(Data about app and page elements)
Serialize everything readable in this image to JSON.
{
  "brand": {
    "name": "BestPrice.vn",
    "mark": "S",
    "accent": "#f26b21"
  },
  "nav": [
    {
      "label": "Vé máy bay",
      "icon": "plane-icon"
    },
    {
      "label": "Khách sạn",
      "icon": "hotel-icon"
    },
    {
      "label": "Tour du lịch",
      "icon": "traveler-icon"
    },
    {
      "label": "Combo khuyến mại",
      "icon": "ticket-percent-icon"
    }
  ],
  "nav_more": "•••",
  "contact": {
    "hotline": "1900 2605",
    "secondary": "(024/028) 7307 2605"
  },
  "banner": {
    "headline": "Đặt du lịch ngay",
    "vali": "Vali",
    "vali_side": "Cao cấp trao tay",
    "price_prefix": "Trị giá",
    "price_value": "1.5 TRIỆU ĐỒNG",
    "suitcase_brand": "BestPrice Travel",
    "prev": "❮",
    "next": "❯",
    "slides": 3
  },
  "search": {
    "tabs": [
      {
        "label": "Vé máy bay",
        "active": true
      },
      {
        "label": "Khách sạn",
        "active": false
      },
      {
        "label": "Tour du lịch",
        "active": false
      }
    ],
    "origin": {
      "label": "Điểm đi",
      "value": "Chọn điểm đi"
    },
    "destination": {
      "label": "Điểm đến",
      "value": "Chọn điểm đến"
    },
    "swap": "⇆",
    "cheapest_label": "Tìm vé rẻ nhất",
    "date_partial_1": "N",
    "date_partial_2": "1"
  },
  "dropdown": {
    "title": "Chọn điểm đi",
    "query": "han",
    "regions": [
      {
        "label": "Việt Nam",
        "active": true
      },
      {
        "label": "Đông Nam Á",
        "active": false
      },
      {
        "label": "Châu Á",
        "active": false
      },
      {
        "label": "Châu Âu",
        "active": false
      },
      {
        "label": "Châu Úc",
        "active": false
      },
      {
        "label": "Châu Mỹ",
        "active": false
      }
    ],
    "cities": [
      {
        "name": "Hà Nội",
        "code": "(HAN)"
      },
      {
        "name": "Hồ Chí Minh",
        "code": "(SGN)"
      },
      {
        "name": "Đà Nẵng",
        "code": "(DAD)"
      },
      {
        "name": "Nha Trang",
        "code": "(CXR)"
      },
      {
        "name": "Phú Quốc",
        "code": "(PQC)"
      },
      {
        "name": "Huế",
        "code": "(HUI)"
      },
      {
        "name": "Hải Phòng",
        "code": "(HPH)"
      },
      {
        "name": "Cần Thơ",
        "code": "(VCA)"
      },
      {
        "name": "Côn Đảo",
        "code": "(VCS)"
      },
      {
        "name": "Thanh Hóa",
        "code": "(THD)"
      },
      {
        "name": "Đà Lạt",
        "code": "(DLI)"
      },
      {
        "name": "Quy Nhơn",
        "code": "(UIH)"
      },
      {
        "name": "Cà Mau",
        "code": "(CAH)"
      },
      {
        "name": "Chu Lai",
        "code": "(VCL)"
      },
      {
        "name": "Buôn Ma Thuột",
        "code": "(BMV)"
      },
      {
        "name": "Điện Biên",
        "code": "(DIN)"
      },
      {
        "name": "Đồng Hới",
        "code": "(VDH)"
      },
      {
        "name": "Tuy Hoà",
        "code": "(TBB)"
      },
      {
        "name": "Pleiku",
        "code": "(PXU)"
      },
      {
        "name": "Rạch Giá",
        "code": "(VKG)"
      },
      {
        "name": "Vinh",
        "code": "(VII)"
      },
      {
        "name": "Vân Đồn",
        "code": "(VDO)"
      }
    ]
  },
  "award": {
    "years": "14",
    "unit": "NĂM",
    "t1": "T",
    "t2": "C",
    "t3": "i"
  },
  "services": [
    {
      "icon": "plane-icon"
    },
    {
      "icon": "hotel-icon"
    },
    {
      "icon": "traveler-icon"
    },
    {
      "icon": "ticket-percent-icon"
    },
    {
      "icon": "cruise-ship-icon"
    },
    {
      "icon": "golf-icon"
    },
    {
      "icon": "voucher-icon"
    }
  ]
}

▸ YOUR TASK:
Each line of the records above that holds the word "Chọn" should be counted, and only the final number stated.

▸ RESULT:
3